Thankfully most of the episode is The Cage. Pike is very much a proto-Kirk, but with a different, sterner approach. It’s hard to imagine Pike getting mixed up in science lab Christmas party shenanigans. I’m not wild about the conclusion of the pilot – ‘Oops, it was all a misunderstanding! We thought you’d be cool with staying here!’ – but that’s not a huge blemish on an episode that otherwise manages to show lots of imagination.
Kirkin’ Out: Kirk has jack shit to do except get half stiff when he sees an Orion slave girl.
Spockmarks: Spock also has nothing going on this episode! His best moment is captured in today’s quote below.
Redshirt: Death toll none.
Dilithium Bullshit: There’s all that bordering on fantasy Talosian mental power stuff, and the idea that the illusions they construct could be so strong as to mask every sensation of an exploding hilltop is pushing it.
Support Staff of the Week: Healthy Captain Pike is a total badass. It’s hard to imagine Jean Luc Picard harnassing the power of hate to defeat an enemy.

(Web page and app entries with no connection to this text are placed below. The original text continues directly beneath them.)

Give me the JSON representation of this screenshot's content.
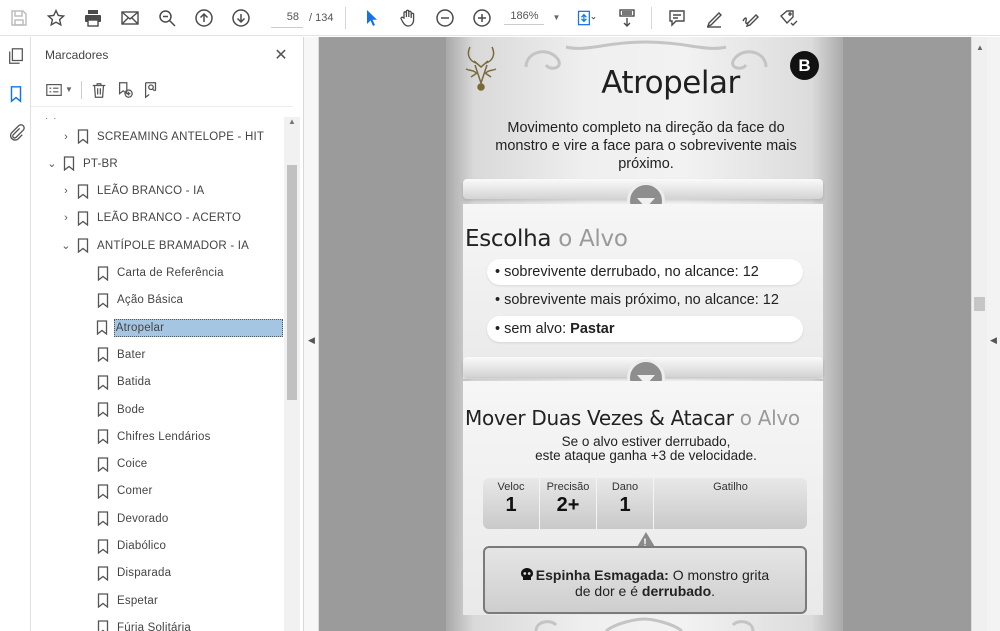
{
  "toolbar": {
    "page_current": "58",
    "page_total": "/ 134",
    "zoom": "186%"
  },
  "panel": {
    "title": "Marcadores",
    "close": "✕"
  },
  "bookmarks": {
    "overflow_dots": "· ·",
    "items": [
      {
        "label": "SCREAMING ANTELOPE - HIT",
        "twisty": "›"
      },
      {
        "label": "PT-BR",
        "twisty": "⌄"
      },
      {
        "label": "LEÃO BRANCO - IA",
        "twisty": "›"
      },
      {
        "label": "LEÃO BRANCO - ACERTO",
        "twisty": "›"
      },
      {
        "label": "ANTÍPOLE BRAMADOR - IA",
        "twisty": "⌄"
      },
      {
        "label": "Carta de Referência"
      },
      {
        "label": "Ação Básica"
      },
      {
        "label": "Atropelar",
        "selected": true
      },
      {
        "label": "Bater"
      },
      {
        "label": "Batida"
      },
      {
        "label": "Bode"
      },
      {
        "label": "Chifres Lendários"
      },
      {
        "label": "Coice"
      },
      {
        "label": "Comer"
      },
      {
        "label": "Devorado"
      },
      {
        "label": "Diabólico"
      },
      {
        "label": "Disparada"
      },
      {
        "label": "Espetar"
      },
      {
        "label": "Fúria Solitária"
      }
    ]
  },
  "card": {
    "badge": "B",
    "title": "Atropelar",
    "description": "Movimento completo na direção da face do monstro e vire a face para o sobrevivente mais próximo.",
    "target_section": {
      "heading_main": "Escolha",
      "heading_muted": "o Alvo",
      "options": [
        {
          "text": "• sobrevivente derrubado, no alcance: 12",
          "bold": ""
        },
        {
          "text": "• sobrevivente mais próximo, no alcance: 12",
          "bold": ""
        },
        {
          "text": "• sem alvo:",
          "bold": "Pastar"
        }
      ]
    },
    "action_section": {
      "heading_main": "Mover Duas Vezes & Atacar",
      "heading_muted": "o Alvo",
      "subtext_line1": "Se o alvo estiver derrubado,",
      "subtext_line2": "este ataque ganha +3 de velocidade.",
      "stats": [
        {
          "label": "Veloc",
          "value": "1"
        },
        {
          "label": "Precisão",
          "value": "2+"
        },
        {
          "label": "Dano",
          "value": "1"
        },
        {
          "label": "Gatilho",
          "value": ""
        }
      ]
    },
    "effect": {
      "bold_title": "Espinha Esmagada:",
      "text_a": "O monstro grita",
      "text_b": "de dor e é",
      "bold_word": "derrubado",
      "end": "."
    }
  },
  "colors": {
    "accent": "#1473e6",
    "selection": "#a5c6e3",
    "doc_background": "#9b9b9b"
  }
}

Continerdity: Most of the continuity stuff happened last time. The big thing this week: in Star Trek V Kirk mentions a song called ‘Moon Over Rigel VII;’ that song is inspird by the Rigel VII matte painting in Pike’s illusion.
Set Phasers to Quote: “THE WOMEN!!!!!” – Spock
Three Positive Baby Clint Howards Out of Five
Star Trekkin’ – Introduction
Star Trekkin’ Day 1 – Where No Man Has Gone Before
Star Trekkin’ Day 2 – The Man Trap
Star Trekkin’ Day 3 – Charlie X
Star Trekkin’ Day 4 – The Naked Time
Star Trekkin’ Day 5 – The Enemy Within
Star Trekkin’ Day 6 – Mudd’s Women
Star Trekkin’ Day 7 – What Are Little Girls Made Of?
Star Trekkin’ Day 8 – Miri
Star Trekkin’ Day 9 – Dagger of the Mind
Star Trekkin’ Day 10 – The Corbomite Maneuver